Some lines in the listing hold the word "любых". Return each of them.
§
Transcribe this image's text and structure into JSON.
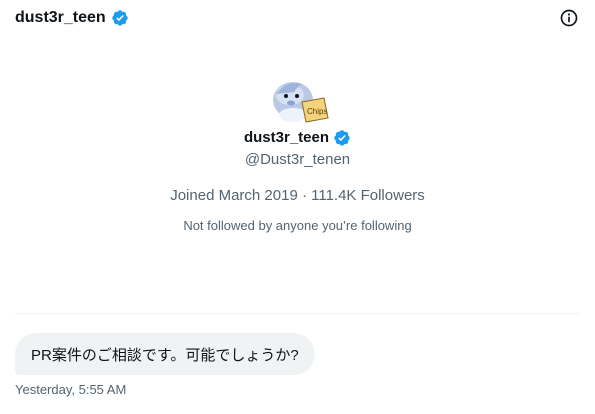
{
  "header": {
    "title": "dust3r_teen",
    "verified_icon": "verified-badge-icon",
    "info_icon": "info-icon"
  },
  "profile": {
    "avatar_icon": "dolphin-avatar",
    "avatar_badge_text": "Chips",
    "name": "dust3r_teen",
    "handle": "@Dust3r_tenen",
    "meta": "Joined March 2019 · 111.4K Followers",
    "followed_note": "Not followed by anyone you’re following"
  },
  "messages": [
    {
      "text": "PR案件のご相談です。可能でしょうか?",
      "timestamp": "Yesterday, 5:55 AM"
    }
  ],
  "colors": {
    "accent": "#1d9bf0",
    "text_primary": "#0f1419",
    "text_secondary": "#536471",
    "bubble_bg": "#eff3f4"
  }
}
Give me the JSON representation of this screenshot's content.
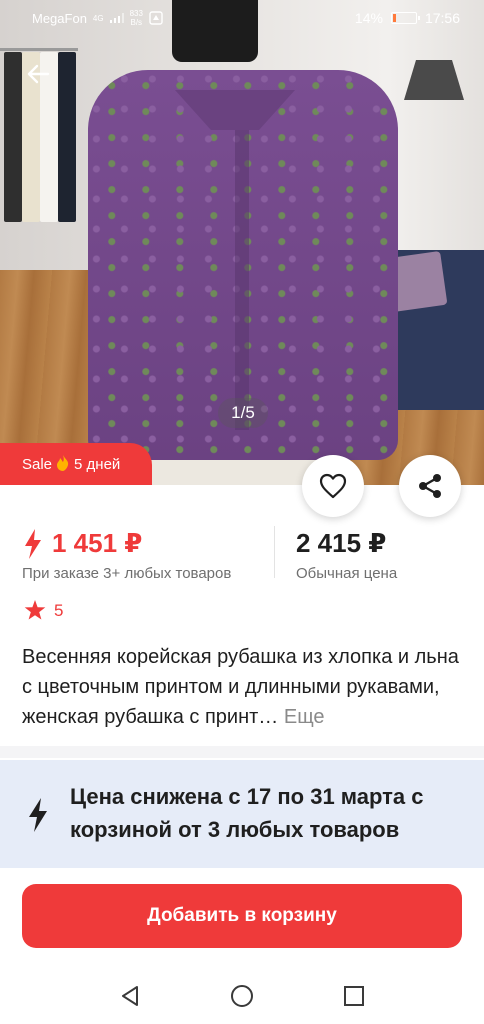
{
  "status_bar": {
    "carrier": "MegaFon",
    "network": "4G",
    "speed_value": "833",
    "speed_unit": "B/s",
    "battery_percent": "14%",
    "battery_level": 0.14,
    "time": "17:56"
  },
  "gallery": {
    "counter": "1/5",
    "image_icon": "product-photo"
  },
  "sale_badge": {
    "label": "Sale",
    "icon": "fire-icon",
    "duration": "5 дней"
  },
  "price": {
    "deal_amount": "1 451 ₽",
    "deal_note": "При заказе 3+ любых товаров",
    "regular_amount": "2 415 ₽",
    "regular_note": "Обычная цена",
    "accent_color": "#ef3a3a"
  },
  "rating": {
    "value": "5",
    "icon": "star-icon"
  },
  "product": {
    "title": "Весенняя корейская рубашка из хлопка и льна с цветочным принтом и длинными рукавами, женская рубашка с принт…",
    "more_label": "Еще"
  },
  "promo": {
    "text": "Цена снижена с 17 по 31 марта с корзиной от 3 любых товаров",
    "icon": "bolt-icon",
    "background": "#e6ecf8"
  },
  "actions": {
    "add_to_cart": "Добавить в корзину",
    "favorite_icon": "heart-icon",
    "share_icon": "share-icon",
    "back_icon": "back-arrow-icon"
  },
  "navigation": {
    "back": "triangle-back-icon",
    "home": "circle-home-icon",
    "recents": "square-recents-icon"
  }
}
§
### ANSWER SPACE
    "deal_note": "При заказе 3+ любых товаров",
    "text": "Цена снижена с 17 по 31 марта с корзиной от 3 любых товаров",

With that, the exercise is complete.